The San Francisco Playhouse is opening with BECKY SHAW by Gina Gionfriddo, directed by Amy Glazer. The last show I saw at the Playhouse was an old Tennessee Williams show, PERIOD OF ADJUSTMENT which was quite absorbing. I haven’t seen the new Becky Shaw play but the NY Times calls it “as engrossing as it is ferociously funny.” The play asks what we owe the people we love the most and the strangers who land on our doorstep. It was a 2009 Pulitzer Prize finalist .677-9596

Another solo show that’s very worthwhile is Marga Gomez in NOT GETTING ANY YOUNGER, in which Marga comes out about lying about her age and growing older. It’s a hilarious 85-minute mix of childhood memory, social satire, confession and a laugh riot of characters. Playing through Feb. 25 at the Marsh on Valencia Street. 282-3055.

The Academy Awards are coming up and the silent film, THE ARTIST, will probably win. It’s been written that someone requested their money back when they found out it was a silent film. Also in the running is THE GIRL WITH THE DRAGON TATTOO, which may win for best actress although not recommended for the squeamish among you,

For all you art lovers out there, opening February 18th at the Legion of Honor is THE CULT of BEAUTY, THE VICTORIAN AVANT-GARDE 1860-1900, organized by the Fine Arts Museums of San Francisco and the Victoria & Albert Museum, London in collaboration with the Musee d’Orsay, Paris.
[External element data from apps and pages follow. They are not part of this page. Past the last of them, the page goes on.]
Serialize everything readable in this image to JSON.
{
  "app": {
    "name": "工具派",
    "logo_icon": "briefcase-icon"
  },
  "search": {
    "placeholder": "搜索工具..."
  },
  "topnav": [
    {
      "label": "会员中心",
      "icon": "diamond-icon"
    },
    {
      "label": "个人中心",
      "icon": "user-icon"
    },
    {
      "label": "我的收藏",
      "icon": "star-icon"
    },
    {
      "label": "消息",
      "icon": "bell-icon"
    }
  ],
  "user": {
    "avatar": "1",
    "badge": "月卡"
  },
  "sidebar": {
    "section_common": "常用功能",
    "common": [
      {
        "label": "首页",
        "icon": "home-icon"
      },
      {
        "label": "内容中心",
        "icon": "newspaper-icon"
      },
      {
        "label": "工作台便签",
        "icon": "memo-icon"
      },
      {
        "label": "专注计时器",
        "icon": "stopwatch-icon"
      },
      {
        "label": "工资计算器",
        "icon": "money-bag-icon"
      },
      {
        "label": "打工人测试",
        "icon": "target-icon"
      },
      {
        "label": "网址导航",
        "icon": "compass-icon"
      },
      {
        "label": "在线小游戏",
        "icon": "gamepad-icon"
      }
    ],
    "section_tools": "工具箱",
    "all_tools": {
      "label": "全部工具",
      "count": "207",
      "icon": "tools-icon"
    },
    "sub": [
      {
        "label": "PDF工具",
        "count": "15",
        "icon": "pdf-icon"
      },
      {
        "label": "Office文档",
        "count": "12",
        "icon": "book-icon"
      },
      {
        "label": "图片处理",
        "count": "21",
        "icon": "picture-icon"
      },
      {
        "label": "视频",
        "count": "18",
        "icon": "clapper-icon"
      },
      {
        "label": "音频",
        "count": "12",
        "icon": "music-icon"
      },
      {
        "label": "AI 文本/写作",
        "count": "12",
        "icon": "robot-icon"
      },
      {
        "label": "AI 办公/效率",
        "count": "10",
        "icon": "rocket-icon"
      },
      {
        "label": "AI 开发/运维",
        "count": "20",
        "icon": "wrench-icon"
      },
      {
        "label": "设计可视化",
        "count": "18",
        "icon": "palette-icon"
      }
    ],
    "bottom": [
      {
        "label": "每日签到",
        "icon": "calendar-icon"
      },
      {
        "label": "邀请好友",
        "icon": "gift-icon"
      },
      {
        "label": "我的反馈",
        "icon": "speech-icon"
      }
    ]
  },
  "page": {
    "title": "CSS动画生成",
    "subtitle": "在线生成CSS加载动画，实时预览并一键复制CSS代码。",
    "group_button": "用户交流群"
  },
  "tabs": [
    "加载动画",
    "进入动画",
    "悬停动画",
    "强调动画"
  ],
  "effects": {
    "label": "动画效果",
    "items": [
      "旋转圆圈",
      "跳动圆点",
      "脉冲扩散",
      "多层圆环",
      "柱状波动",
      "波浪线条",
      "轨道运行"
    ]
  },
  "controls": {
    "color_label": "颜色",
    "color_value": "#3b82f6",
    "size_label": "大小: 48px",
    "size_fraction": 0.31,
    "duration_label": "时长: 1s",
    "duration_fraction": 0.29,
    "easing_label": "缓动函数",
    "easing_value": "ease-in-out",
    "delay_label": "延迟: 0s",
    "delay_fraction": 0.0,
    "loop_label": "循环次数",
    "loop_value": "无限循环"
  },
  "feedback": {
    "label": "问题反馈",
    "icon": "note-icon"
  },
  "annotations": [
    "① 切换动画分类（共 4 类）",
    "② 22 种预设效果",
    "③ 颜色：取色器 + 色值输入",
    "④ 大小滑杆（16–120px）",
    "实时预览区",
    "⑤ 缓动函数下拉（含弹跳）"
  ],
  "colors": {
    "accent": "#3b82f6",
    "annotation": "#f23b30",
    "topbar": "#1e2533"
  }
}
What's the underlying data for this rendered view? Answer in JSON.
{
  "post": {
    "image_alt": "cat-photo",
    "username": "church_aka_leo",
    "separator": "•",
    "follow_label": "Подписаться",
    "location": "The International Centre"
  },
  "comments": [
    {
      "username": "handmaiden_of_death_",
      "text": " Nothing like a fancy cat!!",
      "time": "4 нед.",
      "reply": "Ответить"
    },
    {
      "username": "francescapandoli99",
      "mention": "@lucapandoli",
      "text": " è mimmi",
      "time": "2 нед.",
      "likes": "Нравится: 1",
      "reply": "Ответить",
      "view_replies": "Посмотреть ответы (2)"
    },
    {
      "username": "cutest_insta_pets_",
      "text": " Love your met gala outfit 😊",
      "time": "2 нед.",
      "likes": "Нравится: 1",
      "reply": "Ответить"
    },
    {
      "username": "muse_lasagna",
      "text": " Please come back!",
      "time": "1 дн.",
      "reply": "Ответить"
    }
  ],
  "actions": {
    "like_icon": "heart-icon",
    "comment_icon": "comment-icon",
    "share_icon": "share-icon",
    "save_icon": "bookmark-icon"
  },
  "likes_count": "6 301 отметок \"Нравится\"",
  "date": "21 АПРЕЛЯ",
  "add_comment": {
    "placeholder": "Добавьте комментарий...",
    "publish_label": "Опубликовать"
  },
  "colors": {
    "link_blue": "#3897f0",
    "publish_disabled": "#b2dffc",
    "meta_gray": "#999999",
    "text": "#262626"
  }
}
It will be running until June 17.


“My doctor told me to stop having intimate dinners for four unless there are three other people” - Orson Welles.

February 2012

Phyllis Sherman articles February '11 - December '11
Phyllis Sherman articles February '09 - December '10
Phyllis Sherman articles February '10 - December '09
Phyllis Sherman articles November '07 - December '08